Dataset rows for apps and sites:
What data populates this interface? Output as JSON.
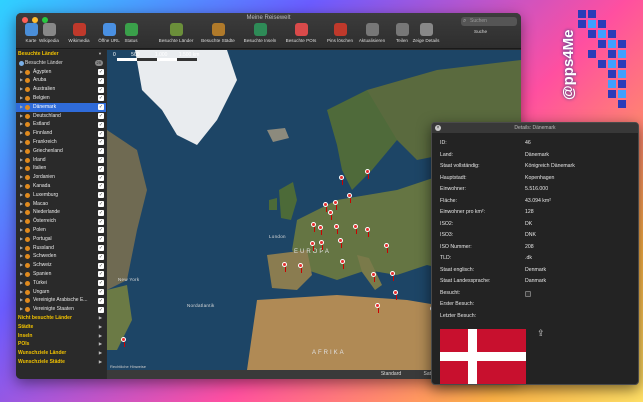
{
  "window": {
    "title": "Meine Reisewelt",
    "toolbar": [
      {
        "label": "Karte",
        "icon": "map-icon"
      },
      {
        "label": "Wikipedia",
        "icon": "wikipedia-icon"
      },
      {
        "label": "Wikimedia",
        "icon": "wikimedia-icon"
      },
      {
        "label": "Öffne URL",
        "icon": "open-url-icon"
      },
      {
        "label": "Status",
        "icon": "status-icon"
      },
      {
        "label": "Besuchte Länder",
        "icon": "visited-countries-icon"
      },
      {
        "label": "Besuchte Städte",
        "icon": "visited-cities-icon"
      },
      {
        "label": "Besuchte Inseln",
        "icon": "visited-islands-icon"
      },
      {
        "label": "Besuchte POIs",
        "icon": "visited-pois-icon"
      },
      {
        "label": "Pins löschen",
        "icon": "delete-pins-icon"
      },
      {
        "label": "Aktualisieren",
        "icon": "refresh-icon"
      },
      {
        "label": "Teilen",
        "icon": "share-icon"
      },
      {
        "label": "Zeige Details",
        "icon": "show-details-icon"
      }
    ],
    "search": {
      "placeholder": "Suchen",
      "label": "Suche"
    }
  },
  "sidebar": {
    "header_visited": "Besuchte Länder",
    "sub_visited": "Besuchte Länder",
    "sub_badge": "25",
    "countries": [
      "Ägypten",
      "Aruba",
      "Australien",
      "Belgien",
      "Dänemark",
      "Deutschland",
      "Estland",
      "Finnland",
      "Frankreich",
      "Griechenland",
      "Irland",
      "Italien",
      "Jordanien",
      "Kanada",
      "Luxemburg",
      "Macao",
      "Niederlande",
      "Österreich",
      "Polen",
      "Portugal",
      "Russland",
      "Schweden",
      "Schweiz",
      "Spanien",
      "Türkei",
      "Ungarn",
      "Vereinigte Arabische E...",
      "Vereinigte Staaten"
    ],
    "selected": "Dänemark",
    "sections": [
      "Nicht besuchte Länder",
      "Städte",
      "Inseln",
      "POIs",
      "Wunschziele Länder",
      "Wunschziele Städte"
    ]
  },
  "map": {
    "scale_labels": [
      "0",
      "500",
      "1.000",
      "1.500 km"
    ],
    "labels": {
      "europa": "EUROPA",
      "afrika": "AFRIKA",
      "atlantik": "Nordatlantik",
      "newyork": "New York",
      "london": "London"
    },
    "attribution": "Rechtliche Hinweise"
  },
  "statusbar": {
    "standard": "Standard",
    "satellite": "Satellit"
  },
  "details": {
    "title": "Details: Dänemark",
    "rows": [
      {
        "k": "ID:",
        "v": "46"
      },
      {
        "k": "Land:",
        "v": "Dänemark"
      },
      {
        "k": "Staat vollständig:",
        "v": "Königreich Dänemark"
      },
      {
        "k": "Hauptstadt:",
        "v": "Kopenhagen"
      },
      {
        "k": "Einwohner:",
        "v": "5.516.000"
      },
      {
        "k": "Fläche:",
        "v": "43.094 km²"
      },
      {
        "k": "Einwohner pro km²:",
        "v": "128"
      },
      {
        "k": "ISO2:",
        "v": "DK"
      },
      {
        "k": "ISO3:",
        "v": "DNK"
      },
      {
        "k": "ISO Nummer:",
        "v": "208"
      },
      {
        "k": "TLD:",
        "v": ".dk"
      },
      {
        "k": "Staat englisch:",
        "v": "Denmark"
      },
      {
        "k": "Staat Landessprache:",
        "v": "Danmark"
      },
      {
        "k": "Besucht:",
        "v": ""
      },
      {
        "k": "Erster Besuch:",
        "v": ""
      },
      {
        "k": "Letzter Besuch:",
        "v": ""
      }
    ]
  },
  "branding": {
    "text": "@pps4Me"
  },
  "colors": {
    "accent": "#2f6bd9",
    "section": "#f2c200",
    "pin": "#e53030",
    "flag_red": "#c8102e"
  }
}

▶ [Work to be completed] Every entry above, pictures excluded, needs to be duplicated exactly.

▶ [Answer section]
What data populates this interface? Output as JSON.
{
  "window": {
    "title": "Meine Reisewelt",
    "toolbar": [
      {
        "label": "Karte",
        "icon": "map-icon"
      },
      {
        "label": "Wikipedia",
        "icon": "wikipedia-icon"
      },
      {
        "label": "Wikimedia",
        "icon": "wikimedia-icon"
      },
      {
        "label": "Öffne URL",
        "icon": "open-url-icon"
      },
      {
        "label": "Status",
        "icon": "status-icon"
      },
      {
        "label": "Besuchte Länder",
        "icon": "visited-countries-icon"
      },
      {
        "label": "Besuchte Städte",
        "icon": "visited-cities-icon"
      },
      {
        "label": "Besuchte Inseln",
        "icon": "visited-islands-icon"
      },
      {
        "label": "Besuchte POIs",
        "icon": "visited-pois-icon"
      },
      {
        "label": "Pins löschen",
        "icon": "delete-pins-icon"
      },
      {
        "label": "Aktualisieren",
        "icon": "refresh-icon"
      },
      {
        "label": "Teilen",
        "icon": "share-icon"
      },
      {
        "label": "Zeige Details",
        "icon": "show-details-icon"
      }
    ],
    "search": {
      "placeholder": "Suchen",
      "label": "Suche"
    }
  },
  "sidebar": {
    "header_visited": "Besuchte Länder",
    "sub_visited": "Besuchte Länder",
    "sub_badge": "25",
    "countries": [
      "Ägypten",
      "Aruba",
      "Australien",
      "Belgien",
      "Dänemark",
      "Deutschland",
      "Estland",
      "Finnland",
      "Frankreich",
      "Griechenland",
      "Irland",
      "Italien",
      "Jordanien",
      "Kanada",
      "Luxemburg",
      "Macao",
      "Niederlande",
      "Österreich",
      "Polen",
      "Portugal",
      "Russland",
      "Schweden",
      "Schweiz",
      "Spanien",
      "Türkei",
      "Ungarn",
      "Vereinigte Arabische E...",
      "Vereinigte Staaten"
    ],
    "selected": "Dänemark",
    "sections": [
      "Nicht besuchte Länder",
      "Städte",
      "Inseln",
      "POIs",
      "Wunschziele Länder",
      "Wunschziele Städte"
    ]
  },
  "map": {
    "scale_labels": [
      "0",
      "500",
      "1.000",
      "1.500 km"
    ],
    "labels": {
      "europa": "EUROPA",
      "afrika": "AFRIKA",
      "atlantik": "Nordatlantik",
      "newyork": "New York",
      "london": "London"
    },
    "attribution": "Rechtliche Hinweise"
  },
  "statusbar": {
    "standard": "Standard",
    "satellite": "Satellit"
  },
  "details": {
    "title": "Details: Dänemark",
    "rows": [
      {
        "k": "ID:",
        "v": "46"
      },
      {
        "k": "Land:",
        "v": "Dänemark"
      },
      {
        "k": "Staat vollständig:",
        "v": "Königreich Dänemark"
      },
      {
        "k": "Hauptstadt:",
        "v": "Kopenhagen"
      },
      {
        "k": "Einwohner:",
        "v": "5.516.000"
      },
      {
        "k": "Fläche:",
        "v": "43.094 km²"
      },
      {
        "k": "Einwohner pro km²:",
        "v": "128"
      },
      {
        "k": "ISO2:",
        "v": "DK"
      },
      {
        "k": "ISO3:",
        "v": "DNK"
      },
      {
        "k": "ISO Nummer:",
        "v": "208"
      },
      {
        "k": "TLD:",
        "v": ".dk"
      },
      {
        "k": "Staat englisch:",
        "v": "Denmark"
      },
      {
        "k": "Staat Landessprache:",
        "v": "Danmark"
      },
      {
        "k": "Besucht:",
        "v": ""
      },
      {
        "k": "Erster Besuch:",
        "v": ""
      },
      {
        "k": "Letzter Besuch:",
        "v": ""
      }
    ]
  },
  "branding": {
    "text": "@pps4Me"
  },
  "colors": {
    "accent": "#2f6bd9",
    "section": "#f2c200",
    "pin": "#e53030",
    "flag_red": "#c8102e"
  }
}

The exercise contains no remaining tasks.